Paul L. Robertson, Ph.D.
Robertson's research interests are in constructions of Appalachian identity (and more broadly Southern identity) in literature, popular culture and mass media.
Paul L. Robertson, Ph.D., was born and raised in a rural southwestern Virginia community and his scholarly and academic interests gravitate toward that socio-regional construct. He received his B.A. in English from VCU, his M.A. in English and Appalachian studies from Appalachian State University, and his Ph.D. in Media, Art and Text from VCU. Along the way, Robertson spent more than a decade working in archives and special collections, first at Appalachian State University and later at the University of North Carolina, Chapel Hill, and was involved in a number of audiovisual digitization projects—everything from old broadcasts of Southern stock car racing to folksong field recordings. In keeping with his scholarly fixation on regional representation in media, Robertson has been adjunct teaching English courses, with a Southern/Appalachian focus, at VCU for several years. He’s also taught at Virginia State University, near the home he shares with his spouse in Petersburg.
Q&A with Dr. Robertson
Where did you grow up? Can you tell us a little about your educational journey?
Hardy, Virginia—a small rural community in the Blue Ridge Mountains. My educational journey has been both fraught and complicated. I'm a high school dropout who spent several years working various jobs during the day and taking community college night classes. VCU then accepted me as an undergraduate student and I received my B.A. in English after three years of study. Later I attended Appalachian State University in Boone, North Carolina, where I earned master's degrees in both English and Appalachian Studies. I then returned to VCU for a Ph.D. in the Media, Art and Text (MATX) program. My big educational decision was whether to commit myself to continued work as an archives and special collections person, or to pursue literature and media studies (and teaching). The latter won out, although the former remains very important to me and I try to make it an integral part of both my scholarship and my teaching.
When did you first fall in love with your field of study? What made you decide to work in academia?
I've been lucky in that for as long as I can remember I wanted to study literature. The Southern/Appalachian orientation came later, probably because it's an identity (an ascription) that never set easy with me, personally. To be honest, it still doesn't. I wanted to understand the impulses for regional identification, and how it interacts with class and race in our national discourse. Basically, I've tried to turn attempts at understanding myself, and contemplating the specific community I'm from, into a career. More generally, I decided to work in academia for the sense of purpose. There's also a bit of stubbornness and spite involved--I'm not sure there's much of an expectation that someone with my background and personal history would end up a college professor. But primarily, I absolutely love teaching and I love deep scholarship.
"I get palpably excited in class discussion when a student introduces a line of thinking or a connection that I've never considered or encountered previously.
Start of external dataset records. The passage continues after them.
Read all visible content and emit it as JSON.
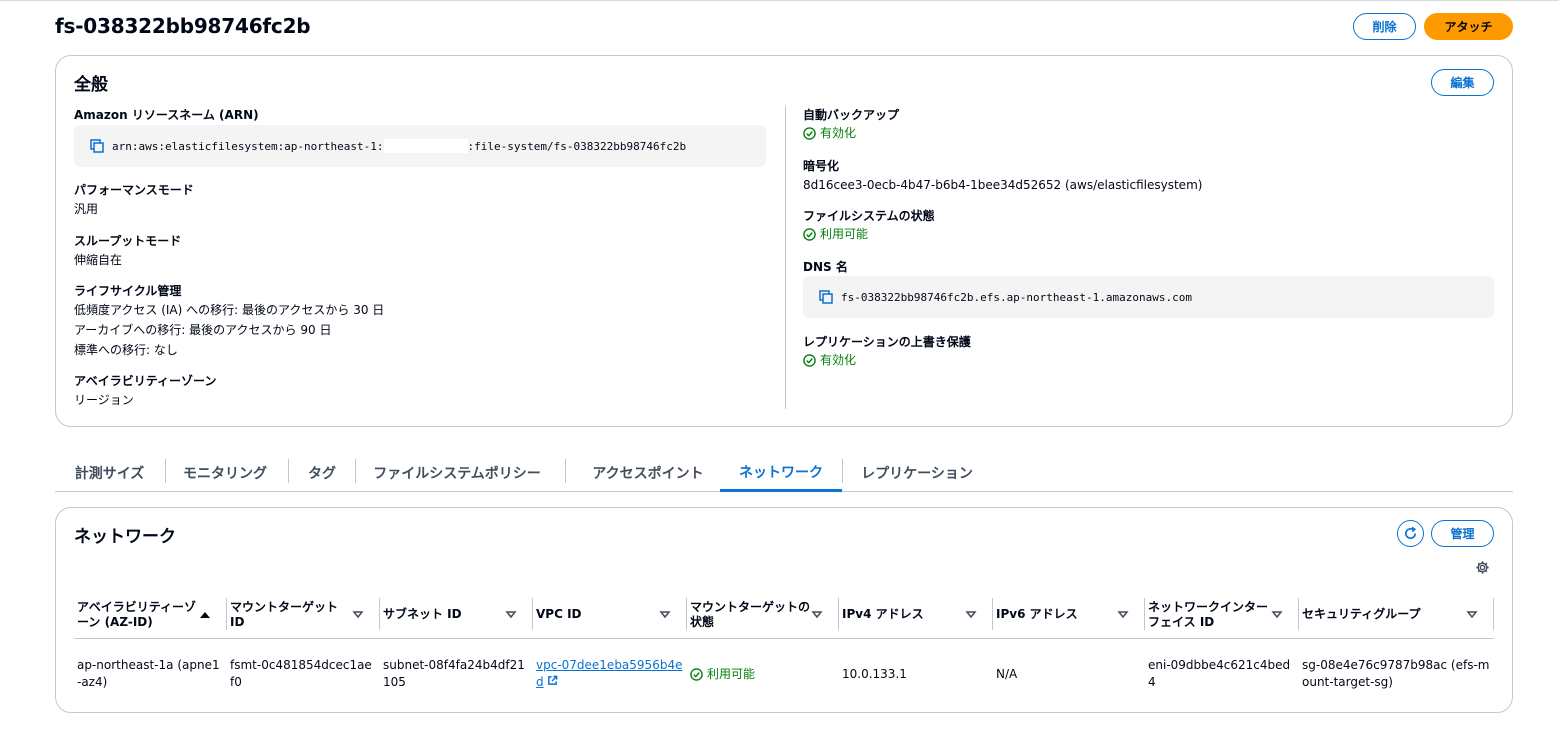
{
  "page": {
    "title": "fs-038322bb98746fc2b",
    "delete_label": "削除",
    "attach_label": "アタッチ"
  },
  "general": {
    "title": "全般",
    "edit_label": "編集",
    "arn_label": "Amazon リソースネーム (ARN)",
    "arn_prefix": "arn:aws:elasticfilesystem:ap-northeast-1:",
    "arn_suffix": ":file-system/fs-038322bb98746fc2b",
    "performance_label": "パフォーマンスモード",
    "performance_value": "汎用",
    "throughput_label": "スループットモード",
    "throughput_value": "伸縮自在",
    "lifecycle_label": "ライフサイクル管理",
    "lifecycle_lines": [
      "低頻度アクセス (IA) への移行: 最後のアクセスから 30 日",
      "アーカイブへの移行: 最後のアクセスから 90 日",
      "標準への移行: なし"
    ],
    "az_label": "アベイラビリティーゾーン",
    "az_value": "リージョン",
    "backup_label": "自動バックアップ",
    "backup_value": "有効化",
    "encryption_label": "暗号化",
    "encryption_value": "8d16cee3-0ecb-4b47-b6b4-1bee34d52652 (aws/elasticfilesystem)",
    "fs_state_label": "ファイルシステムの状態",
    "fs_state_value": "利用可能",
    "dns_label": "DNS 名",
    "dns_value": "fs-038322bb98746fc2b.efs.ap-northeast-1.amazonaws.com",
    "replication_label": "レプリケーションの上書き保護",
    "replication_value": "有効化"
  },
  "tabs": [
    {
      "label": "計測サイズ"
    },
    {
      "label": "モニタリング"
    },
    {
      "label": "タグ"
    },
    {
      "label": "ファイルシステムポリシー"
    },
    {
      "label": "アクセスポイント"
    },
    {
      "label": "ネットワーク",
      "active": true
    },
    {
      "label": "レプリケーション"
    }
  ],
  "network": {
    "title": "ネットワーク",
    "manage_label": "管理",
    "columns": [
      "アベイラビリティーゾーン (AZ-ID)",
      "マウントターゲット ID",
      "サブネット ID",
      "VPC ID",
      "マウントターゲットの状態",
      "IPv4 アドレス",
      "IPv6 アドレス",
      "ネットワークインターフェイス ID",
      "セキュリティグループ"
    ],
    "rows": [
      {
        "az": "ap-northeast-1a (apne1-az4)",
        "mount_target_id": "fsmt-0c481854dcec1aef0",
        "subnet_id": "subnet-08f4fa24b4df21105",
        "vpc_id": "vpc-07dee1eba5956b4ed",
        "state": "利用可能",
        "ipv4": "10.0.133.1",
        "ipv6": "N/A",
        "eni_id": "eni-09dbbe4c621c4bed4",
        "security_group": "sg-08e4e76c9787b98ac (efs-mount-target-sg)"
      }
    ]
  },
  "colors": {
    "accent": "#0972d3",
    "primary": "#ff9900",
    "success": "#037f0c"
  }
}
Nothing is too interpretively ‘out there’ in class discussions, and I have to stress this to my students. Synthesis can be limitless."
Can you explain the focus of your research?
I'm primarily interested in constructions of Appalachian identity (and more broadly Southern identity) in literature, popular culture and mass media. Even more specifically, I focus on how these constructed identities appear in U.S. subcultures and in eschatological ("end-of-the-world") discourse. I tend to gravitate towards documentary films, dystopian movies and comic books as media subjects.
What attracted you to VCU? What are you most excited about in regards to VCU and Richmond?
My affinity for VCU goes back decades. It's really the only school I wanted to attend as an undergraduate. Even though I'm a humanities academic, I love how the art school seems to diffuse into all aspects of academic life at VCU. In other words, VCU allows for a sense of interdisciplinarity that I've not seen at any other college or university. VCU does not intellectually fence-in students or faculty. I'm most excited about VCU students. There's a curiosity and a creativity there that is quite unique.
Can you talk a little about your teaching philosophy? What do you most like about teaching?
Students describe me as "laid back," but that doesn't mean I'm an easy or uncommitted instructor. I don't like straightforward lectures and I wince whenever I use PowerPoint. I like to introduce students to new ideas, new intellectual constructs, and then have them take it from there. I know it's a teaching cliche, but I sincerely feel like I learn just as much from my students as they do from me. I get palpably excited in class discussion when a student introduces a line of thinking or a connection that I've never considered or encountered previously. Nothing is too interpretively "out there" in class discussions, and I have to stress this to my students. Synthesis can be limitless. I'm a literature instructor, but that doesn't mean we won't end up connecting a late 19th-century novel to a contemporary advertising campaign, or to some viral social media discourse from earlier in the week.
Can you tell us either a quirky fact about yourself or some of your hobbies?
I've had a succession of rat terriers since I was a child. My current dogs make frequent appearances (audibly and visually) in my Zoom lectures. I love football (soccer) and am a hardcore Celtic FC (Glasgow, Scotland) supporter. Students know it's a match day if I'm wearing a jersey. My home is a historic 200-year-old house that I am near-constantly working to keep from reclamation by nature.